Yesterday’s Federal Court decision recognising the native title rights and interests of the Githabul People of northern NSW is one of the most significant native title determinations in the state for 10 years, according to Aboriginal and Torres Strait Islander Social Justice Commissioner Tom Calma.
The decision, which recognises native title rights for the Githabul to an area including nine national parks and 13 state forests, resolves the claim which was first lodged in 1995.
“This is a truly outstanding outcome and testament to the cooperation and goodwill of not only the Githabul People themselves but also the NSW Government,” Mr Calma said.
Under the agreement, the Githabul’s non-exclusive native title rights have been recognised enabling access to the land for spiritual purposes, to camp, fish, hunt and gather animals and plants for personal use. The agreement also protects places of importance to the Githabul People.
The consent determination follows the signing of an Indigenous Land Use Agreement (ILUA) earlier this year which outlined use and management of the land by the Githabul People, the northern NSW community and the NSW Government.

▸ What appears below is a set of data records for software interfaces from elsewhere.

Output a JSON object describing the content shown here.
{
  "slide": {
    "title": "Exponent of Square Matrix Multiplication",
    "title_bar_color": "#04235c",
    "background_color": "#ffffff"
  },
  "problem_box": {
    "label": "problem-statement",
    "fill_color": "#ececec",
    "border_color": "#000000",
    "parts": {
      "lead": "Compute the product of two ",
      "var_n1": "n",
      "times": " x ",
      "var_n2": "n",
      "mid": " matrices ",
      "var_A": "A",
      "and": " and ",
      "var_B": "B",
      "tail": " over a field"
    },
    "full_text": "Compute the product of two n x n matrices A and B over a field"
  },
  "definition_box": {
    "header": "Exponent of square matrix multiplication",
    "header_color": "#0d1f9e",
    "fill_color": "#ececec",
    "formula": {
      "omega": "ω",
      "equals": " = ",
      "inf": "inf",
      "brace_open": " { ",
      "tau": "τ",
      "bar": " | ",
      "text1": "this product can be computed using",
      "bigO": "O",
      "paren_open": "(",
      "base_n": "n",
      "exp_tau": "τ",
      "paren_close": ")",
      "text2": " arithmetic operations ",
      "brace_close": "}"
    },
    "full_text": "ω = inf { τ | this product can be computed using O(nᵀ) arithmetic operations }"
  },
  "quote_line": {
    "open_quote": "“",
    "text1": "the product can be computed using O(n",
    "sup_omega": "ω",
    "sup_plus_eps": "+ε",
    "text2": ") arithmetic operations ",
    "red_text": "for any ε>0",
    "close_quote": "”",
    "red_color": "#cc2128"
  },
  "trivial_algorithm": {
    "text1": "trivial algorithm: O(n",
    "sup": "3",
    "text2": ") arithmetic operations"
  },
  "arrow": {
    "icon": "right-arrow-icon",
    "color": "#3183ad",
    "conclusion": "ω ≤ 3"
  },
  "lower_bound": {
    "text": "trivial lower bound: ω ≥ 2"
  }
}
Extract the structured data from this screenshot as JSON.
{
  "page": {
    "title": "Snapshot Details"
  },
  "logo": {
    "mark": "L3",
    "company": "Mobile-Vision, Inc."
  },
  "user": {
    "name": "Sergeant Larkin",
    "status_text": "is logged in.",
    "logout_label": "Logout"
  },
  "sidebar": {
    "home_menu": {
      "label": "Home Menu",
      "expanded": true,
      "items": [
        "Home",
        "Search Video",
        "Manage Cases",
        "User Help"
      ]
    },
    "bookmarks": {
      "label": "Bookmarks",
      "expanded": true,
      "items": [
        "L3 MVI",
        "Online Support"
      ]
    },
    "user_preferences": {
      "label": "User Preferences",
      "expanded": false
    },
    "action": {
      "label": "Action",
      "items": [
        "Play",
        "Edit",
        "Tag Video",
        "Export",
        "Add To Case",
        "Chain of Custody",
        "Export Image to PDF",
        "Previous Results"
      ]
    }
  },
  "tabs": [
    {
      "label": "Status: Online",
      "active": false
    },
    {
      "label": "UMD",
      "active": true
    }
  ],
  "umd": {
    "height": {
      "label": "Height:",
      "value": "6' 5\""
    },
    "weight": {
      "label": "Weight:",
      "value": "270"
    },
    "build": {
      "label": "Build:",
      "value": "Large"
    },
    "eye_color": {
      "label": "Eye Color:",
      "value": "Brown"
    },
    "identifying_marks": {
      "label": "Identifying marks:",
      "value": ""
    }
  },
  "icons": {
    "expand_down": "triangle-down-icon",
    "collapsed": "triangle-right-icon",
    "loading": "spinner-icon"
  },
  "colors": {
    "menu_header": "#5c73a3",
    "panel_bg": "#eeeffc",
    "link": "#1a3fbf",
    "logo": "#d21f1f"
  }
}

Mr Calma congratulated all parties for their constructive and cooperative approach which made reaching the agreement possible and again highlighted how ILUAs helped pave the way for a successful native title outcome.
“This is a historic moment for the Githabul People and the entire reconciliation and Indigenous land reform process,” Commissioner Calma said.
“This consent determination proves yet again that traditional owners want to work with government and other bodies in true partnerships.”
Media Man Australia Profile
Aboriginal and Indigenous Media